Great information,The Christmas season can be a stressfull season for everyone being prepared will take that stress off. thanks for all the info.

November 29, 2012 8:10:18 AM

My line of work tends to stay strong this time of year, I'll see a slump about the first of March though! Stayed out during Thanksgiving too, getting married Dec. 21st so definitely going to be home a few weeks for that and Christmas!

November 27, 2012 17:10:42 PM

I plan for Christmas starting on January 1st. During the year I purchase gifts so that in December that is one less thing I have to worry about. We normally stay out over Thanksgiving so that we can stay home longer over Christmas. With careful planning it is easy to stay home over Christmas with out the stress of money.

November 27, 2012 16:48:15 PM

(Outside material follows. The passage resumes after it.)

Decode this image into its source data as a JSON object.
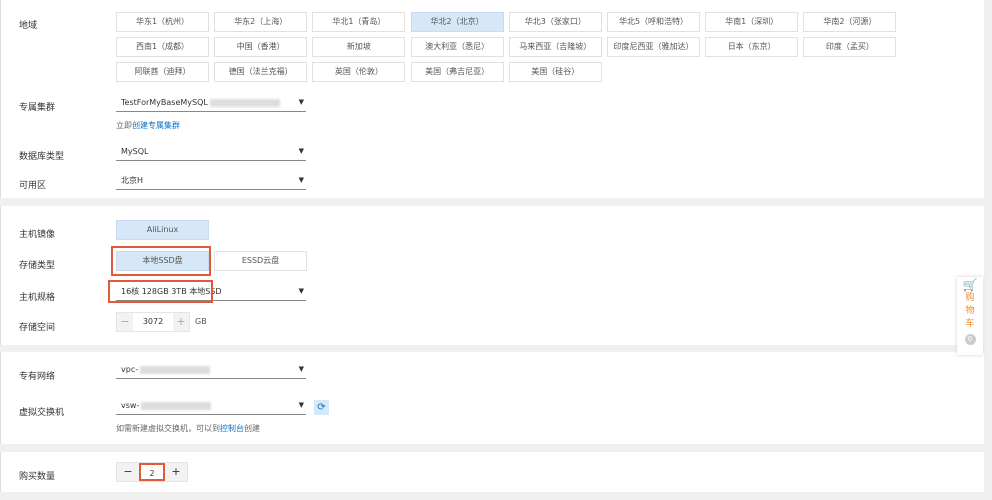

This is a very informative article. I tend to see the procrastination leading up to time off makes it a mad dash for most drivers in the week or two leading up to the Christmas/New Years holiday period. Having been in this industry and always analyzing my own trends, I prefer the plan ahead method. The carrier I am contracted to gets a great deal of freight leading up to Black Friday. I tend to have my best 2-3 weeks of the year just prior to Thanksgiving. This year my wife and I had a scheduled birth for our daughter for Black Friday, so I had extra to plan for. Being typically a Monday-Friday driver, I couple the high paying, consistent Black Friday loads with working three Saturdays in a row during that period to offset these expenses. This method worked well this year, allowing me to take off an entire week, instead of 4 days, for my daughter's birth. If I fall a little behind leading up to the holiday, I can work a couple extra Saturdays before then. It also helps to build what I call a "first quarter reserve" during the regular year to buffer the slow winter month patterns we typically see. This buffer account should be completely separate from any maintenance reserve or emergency fund you already have.

November 27, 2012 9:34:17 AM